  • 5G will be used in 30% of big cities in Saudi Arabia by 2020
  • 90% of KSA has 4G technology coverage, including remote centers and villages

RIYADH: Information and communications technology (ICT) is one of the main drivers of development in today’s world, a Riyadh forum on “Digital Transformation for an Ambitious Country” has been told.

In his opening speech to the annual Communications and Information Technology Indicators Forum, Abdul Aziz Al-Ruwais, governor of the Communications and Information Technology Commission, said the ICT sector stimulated productivity, enhanced competitiveness and encouraged innovation.

On Wednesday, the Saudi minister of communications and information technology, Abdullah bin Amer Al-Sawaha, joined regional and global leaders in the ICT sector, telecom executives and government officials at the forum.

Al-Ruwais said that ICT has been used to “develop strategies and regulatory policies that can guarantee the availability of infrastructure, basic apparatus and services in all regions of the Kingdom.”

“In order to facilitate the mission of researchers, experts and those interested in telecommunication services indicators, the Communications and Information Technology Commission established an electronic platform that allows the user to have access to indicators and statistics related to the sector. This platform enables the user to view the indicators in the form of tables and detailed graphs,” he said.

Al-Ruwais said the commission has achieved 90 percent coverage of 4G technologies in the Kingdom, including remote centers and villages.

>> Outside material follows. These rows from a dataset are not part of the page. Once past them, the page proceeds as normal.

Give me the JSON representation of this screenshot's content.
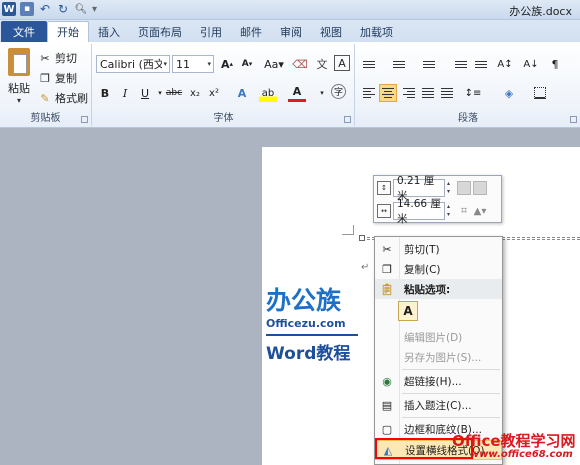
{
  "window": {
    "title": "办公族.docx"
  },
  "tabs": [
    "文件",
    "开始",
    "插入",
    "页面布局",
    "引用",
    "邮件",
    "审阅",
    "视图",
    "加载项"
  ],
  "clipboard": {
    "paste": "粘贴",
    "cut": "剪切",
    "copy": "复制",
    "format_painter": "格式刷",
    "group": "剪贴板"
  },
  "font": {
    "name": "Calibri (西文正",
    "size": "11",
    "group": "字体"
  },
  "paragraph": {
    "group": "段落"
  },
  "mini_toolbar": {
    "height": "0.21 厘米",
    "width": "14.66 厘米"
  },
  "context_menu": {
    "cut": "剪切(T)",
    "copy": "复制(C)",
    "paste_options": "粘贴选项:",
    "paste_icon": "A",
    "edit_picture": "编辑图片(D)",
    "save_as_picture": "另存为图片(S)...",
    "hyperlink": "超链接(H)...",
    "insert_caption": "插入题注(C)...",
    "borders": "边框和底纹(B)...",
    "format_hr": "设置横线格式(O)..."
  },
  "logo": {
    "cn": "办公族",
    "site": "Officezu.com",
    "tutorial": "Word教程"
  },
  "watermark": {
    "title": "Office教程学习网",
    "url": "www.office68.com"
  }
}
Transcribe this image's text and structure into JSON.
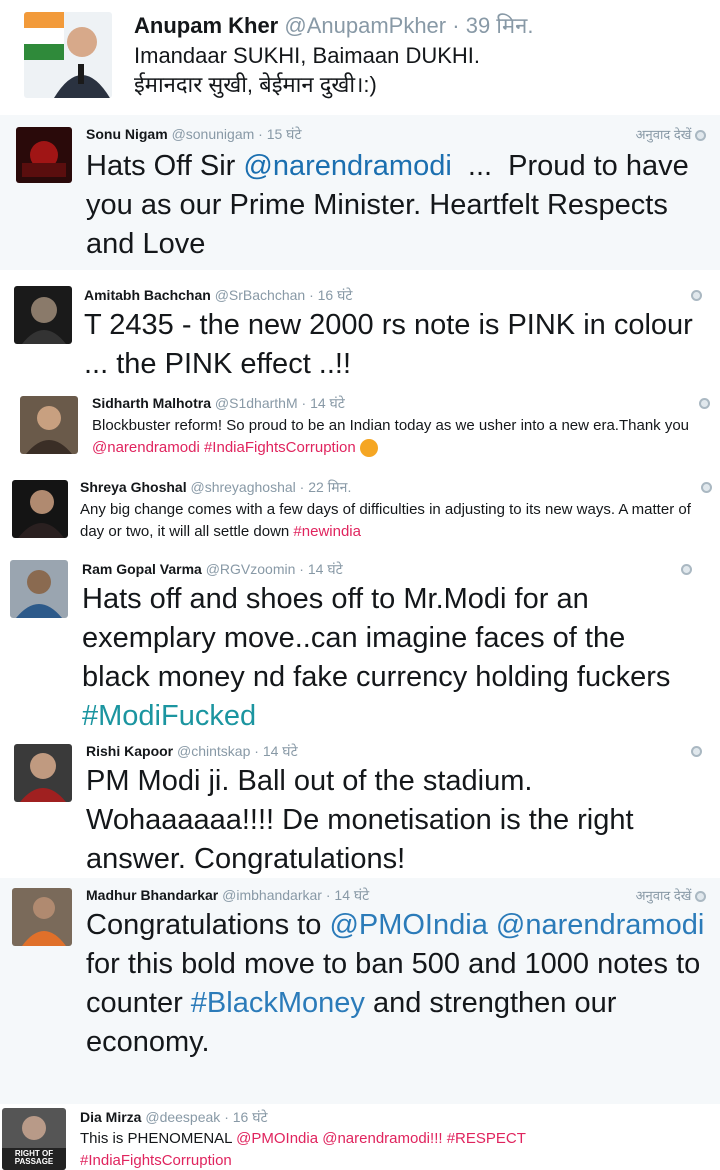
{
  "tweets": [
    {
      "name": "Anupam Kher",
      "handle": "@AnupamPkher",
      "time": "39 मिन.",
      "line1": "Imandaar SUKHI, Baimaan DUKHI.",
      "line2": "ईमानदार सुखी, बेईमान दुखी।:)"
    },
    {
      "name": "Sonu Nigam",
      "handle": "@sonunigam",
      "time": "15 घंटे",
      "translate": "अनुवाद देखें",
      "text_a": "Hats Off Sir ",
      "mention": "@narendramodi",
      "text_b": "  ...  Proud to have you as our Prime Minister. Heartfelt Respects and Love"
    },
    {
      "name": "Amitabh Bachchan",
      "handle": "@SrBachchan",
      "time": "16 घंटे",
      "text": "T 2435 - the new 2000 rs note is PINK in colour ... the PINK effect ..!!"
    },
    {
      "name": "Sidharth Malhotra",
      "handle": "@S1dharthM",
      "time": "14 घंटे",
      "text_a": "Blockbuster reform! So proud to be an Indian today as we usher into a new era.Thank you ",
      "mention": "@narendramodi",
      "hashtag": "#IndiaFightsCorruption"
    },
    {
      "name": "Shreya Ghoshal",
      "handle": "@shreyaghoshal",
      "time": "22 मिन.",
      "text_a": "Any big change comes with a few days of difficulties in adjusting to its new ways. A matter of day or two, it will all settle down ",
      "hashtag": "#newindia"
    },
    {
      "name": "Ram Gopal Varma",
      "handle": "@RGVzoomin",
      "time": "14 घंटे",
      "text_a": "Hats off and shoes off to Mr.Modi for an exemplary move..can imagine faces of the black money nd fake currency holding fuckers ",
      "hashtag": "#ModiFucked"
    },
    {
      "name": "Rishi Kapoor",
      "handle": "@chintskap",
      "time": "14 घंटे",
      "text": "PM Modi ji. Ball out of the stadium. Wohaaaaaa!!!! De monetisation is the right answer. Congratulations!"
    },
    {
      "name": "Madhur Bhandarkar",
      "handle": "@imbhandarkar",
      "time": "14 घंटे",
      "translate": "अनुवाद देखें",
      "text_a": "Congratulations to ",
      "mention1": "@PMOIndia",
      "mention2": "@narendramodi",
      "text_b": " for this bold move to ban 500 and 1000 notes to counter ",
      "hashtag": "#BlackMoney",
      "text_c": " and strengthen our economy."
    },
    {
      "name": "Dia Mirza",
      "handle": "@deespeak",
      "time": "16 घंटे",
      "text_a": "This is PHENOMENAL ",
      "mention1": "@PMOIndia",
      "mention2": "@narendramodi",
      "exclaim": "!!! ",
      "hashtag1": "#RESPECT",
      "hashtag2": "#IndiaFightsCorruption",
      "avatar_caption": "RIGHT OF PASSAGE"
    }
  ],
  "colors": {
    "name": "#14171a",
    "meta": "#8899a6",
    "link_red": "#e0245e",
    "link_teal": "#1b95a0",
    "link_blue": "#2b7bb9",
    "background_alt": "#f5f8fa"
  }
}
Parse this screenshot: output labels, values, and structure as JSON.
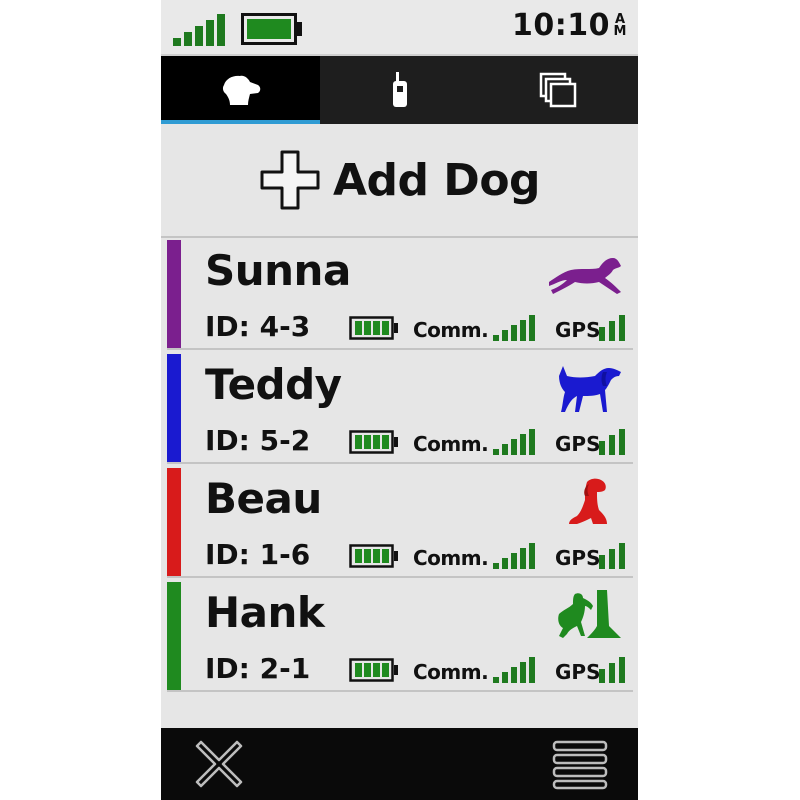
{
  "status_bar": {
    "time": "10:10",
    "ampm_top": "A",
    "ampm_bottom": "M",
    "icons": [
      "signal-strength-icon",
      "battery-icon"
    ]
  },
  "tabs": [
    {
      "name": "dogs",
      "icon": "dog-head-icon",
      "active": true
    },
    {
      "name": "handhelds",
      "icon": "handheld-radio-icon",
      "active": false
    },
    {
      "name": "pages",
      "icon": "stacked-pages-icon",
      "active": false
    }
  ],
  "colors": {
    "accent_underline": "#2f9bd3",
    "battery_green": "#1f8a1f",
    "signal_green": "#1f7a1f"
  },
  "add_dog": {
    "label": "Add Dog",
    "icon": "plus-icon"
  },
  "dogs": [
    {
      "name": "Sunna",
      "id": "ID: 4-3",
      "color": "#7b1f8e",
      "icon": "running-dog-icon",
      "comm": "Comm.",
      "gps": "GPS"
    },
    {
      "name": "Teddy",
      "id": "ID: 5-2",
      "color": "#1a1ad0",
      "icon": "pointing-dog-icon",
      "comm": "Comm.",
      "gps": "GPS"
    },
    {
      "name": "Beau",
      "id": "ID: 1-6",
      "color": "#d81b1b",
      "icon": "sitting-dog-icon",
      "comm": "Comm.",
      "gps": "GPS"
    },
    {
      "name": "Hank",
      "id": "ID: 2-1",
      "color": "#1f8a1f",
      "icon": "treed-dog-icon",
      "comm": "Comm.",
      "gps": "GPS"
    }
  ],
  "bottom_bar": {
    "close_icon": "close-icon",
    "menu_icon": "menu-icon"
  }
}
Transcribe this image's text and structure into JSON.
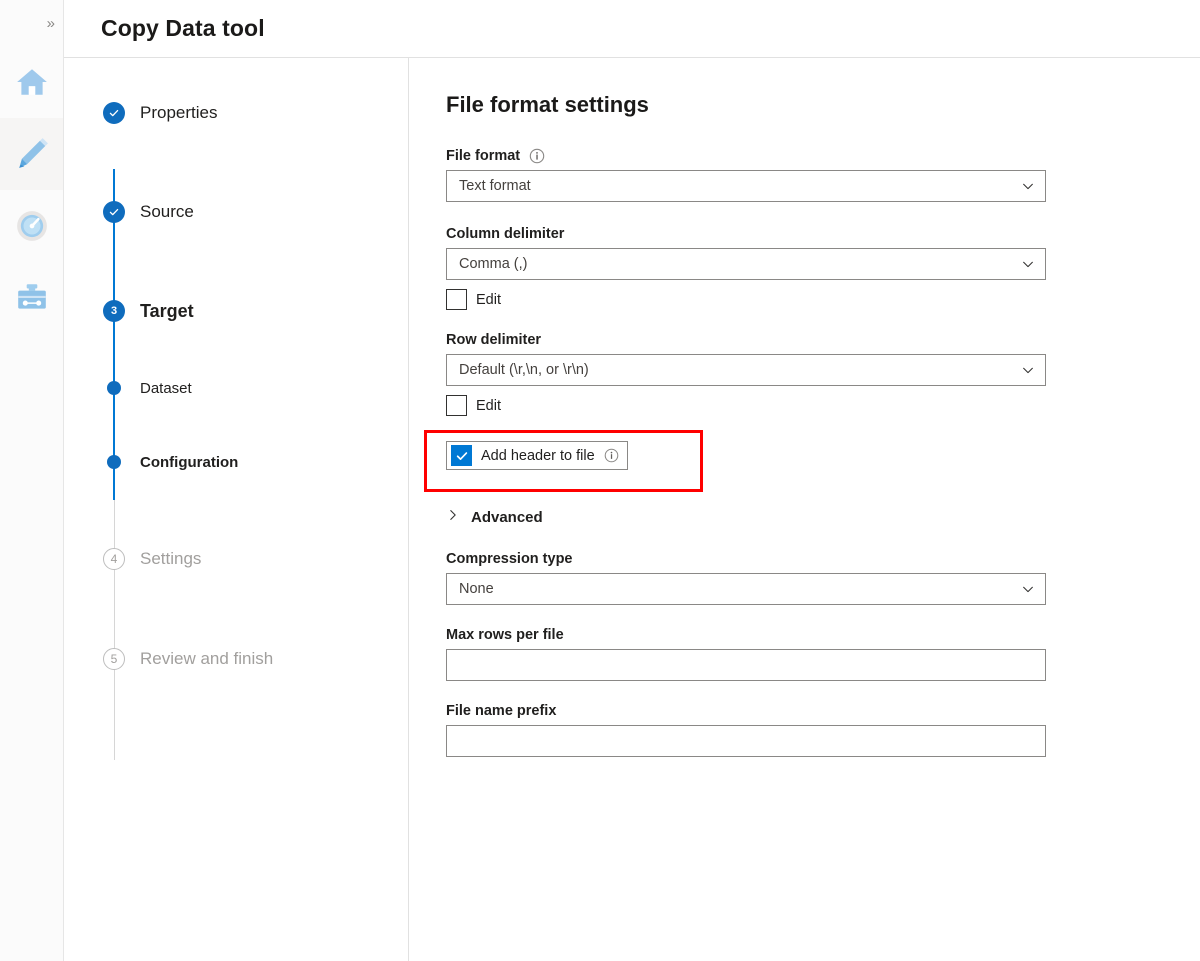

He said the authority has issued temporary licenses for fifth-generation networks, equipping 153 sites with 5G in nine cities. So far, 680 trials were conducted for 5G.

He said that ICT services achieved high indicators during the 2017 Hajj season, with local and international calls totaling 439 million through 16,000 base stations.

Mufarreh Nahari, director of Market Studies at CITC, said: “It is expected that by 2020 the experimental uses of 5G will be fully completed and they will be ready to launch the official 5G sim by then. By the end of 2020 we expect that 5G will be used in 30 percent of the big cities in Saudi Arabia.”

The past three years have seen an increase in internet usage. In 2018, two-thirds of Internet users in the Kingdom used the internet for more than four hours a day, said Nahari.

Ammar Al-Ansari, department head of Country Digital Acceleration at Cisco, said: “The agreements signed by the crown prince during his overseas visits led to the introduction of a number of artificial intelligence (AI) techniques, including virtual schools and smart classrooms.” 

Seven schools in Saudi have a live stream for teachers to connect with their students. They may be 250 km to 300 km apart, but an active learning session takes place between students and educators.

Al-Ansari displayed a video from a teacher in Jeddah giving lessons to students in the northern region via a smart board. AI was used to monitor and analyze students’ attention spans. 

The analysis will help educators update traditional teaching methods.